Source information:
• • • •
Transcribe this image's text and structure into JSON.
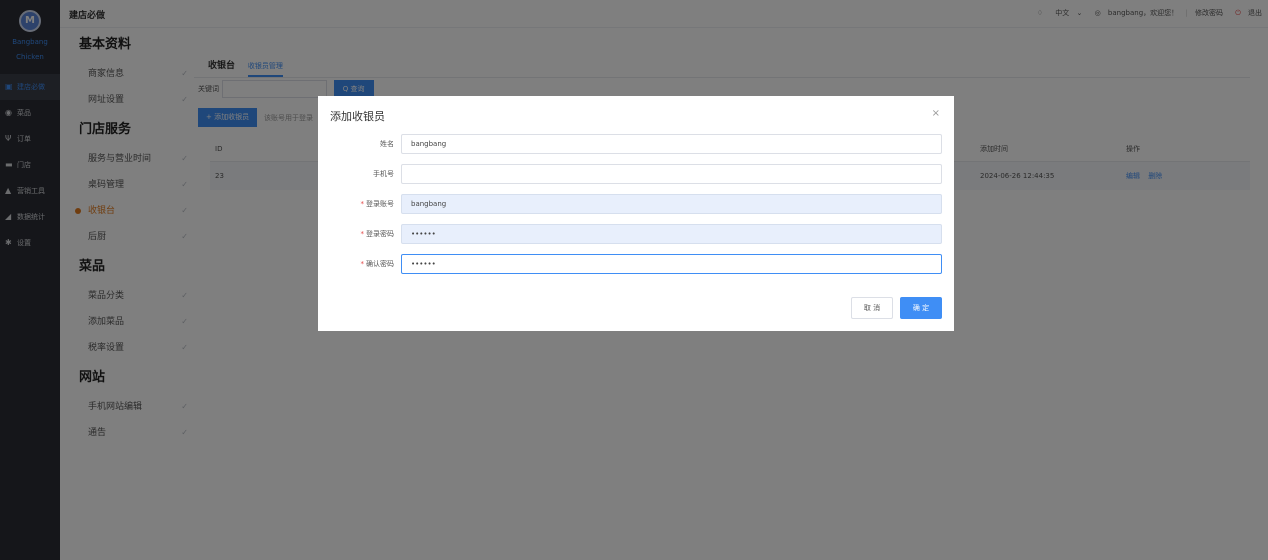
{
  "nav": {
    "brand_mark": "M",
    "brand_name_1": "Bangbang",
    "brand_name_2": "Chicken",
    "items": [
      {
        "icon": "clipboard-icon",
        "glyph": "▣",
        "label": "建店必做"
      },
      {
        "icon": "dish-icon",
        "glyph": "◉",
        "label": "菜品"
      },
      {
        "icon": "utensils-icon",
        "glyph": "Ψ",
        "label": "订单"
      },
      {
        "icon": "store-icon",
        "glyph": "▬",
        "label": "门店"
      },
      {
        "icon": "thumbs-up-icon",
        "glyph": "▲",
        "label": "营销工具"
      },
      {
        "icon": "stats-icon",
        "glyph": "◢",
        "label": "数据统计"
      },
      {
        "icon": "gear-icon",
        "glyph": "✱",
        "label": "设置"
      }
    ]
  },
  "topbar": {
    "title": "建店必做",
    "bell_glyph": "♢",
    "language": "中文",
    "chevron_glyph": "⌄",
    "user_glyph": "◎",
    "greeting": "bangbang，欢迎您！",
    "separator": "|",
    "change_password": "修改密码",
    "logout_glyph": "⏻",
    "logout": "退出"
  },
  "submenu": {
    "check_glyph": "✓",
    "groups": [
      {
        "title": "基本资料",
        "items": [
          "商家信息",
          "网址设置"
        ]
      },
      {
        "title": "门店服务",
        "items": [
          "服务与营业时间",
          "桌码管理",
          "收银台",
          "后厨"
        ]
      },
      {
        "title": "菜品",
        "items": [
          "菜品分类",
          "添加菜品",
          "税率设置"
        ]
      },
      {
        "title": "网站",
        "items": [
          "手机网站编辑",
          "通告"
        ]
      }
    ]
  },
  "main": {
    "tab_1": "收银台",
    "tab_2": "收银员管理",
    "search_label": "关键词",
    "search_button": "Q 查询",
    "add_button": "+  添加收银员",
    "add_tip": "该账号用于登录",
    "table": {
      "col_id": "ID",
      "col_time": "添加时间",
      "col_op": "操作",
      "row_id": "23",
      "row_time": "2024-06-26 12:44:35",
      "row_edit": "编辑",
      "row_delete": "删除"
    }
  },
  "dialog": {
    "title": "添加收银员",
    "close_glyph": "×",
    "required_mark": "*",
    "fields": {
      "name": {
        "label": "姓名",
        "value": "bangbang"
      },
      "phone": {
        "label": "手机号",
        "value": ""
      },
      "account": {
        "label": "登录账号",
        "value": "bangbang"
      },
      "password": {
        "label": "登录密码",
        "value": "••••••"
      },
      "confirm": {
        "label": "确认密码",
        "value": "••••••"
      }
    },
    "cancel": "取 消",
    "ok": "确 定"
  },
  "colors": {
    "accent": "#3f8ef5",
    "active_menu": "#e07b1f",
    "nav_bg": "#2a2d35"
  }
}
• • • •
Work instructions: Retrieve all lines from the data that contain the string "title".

Solved problem:
    "title": "建店必做",
        "title": "基本资料",
        "title": "门店服务",
        "title": "菜品",
        "title": "网站",
    "title": "添加收银员",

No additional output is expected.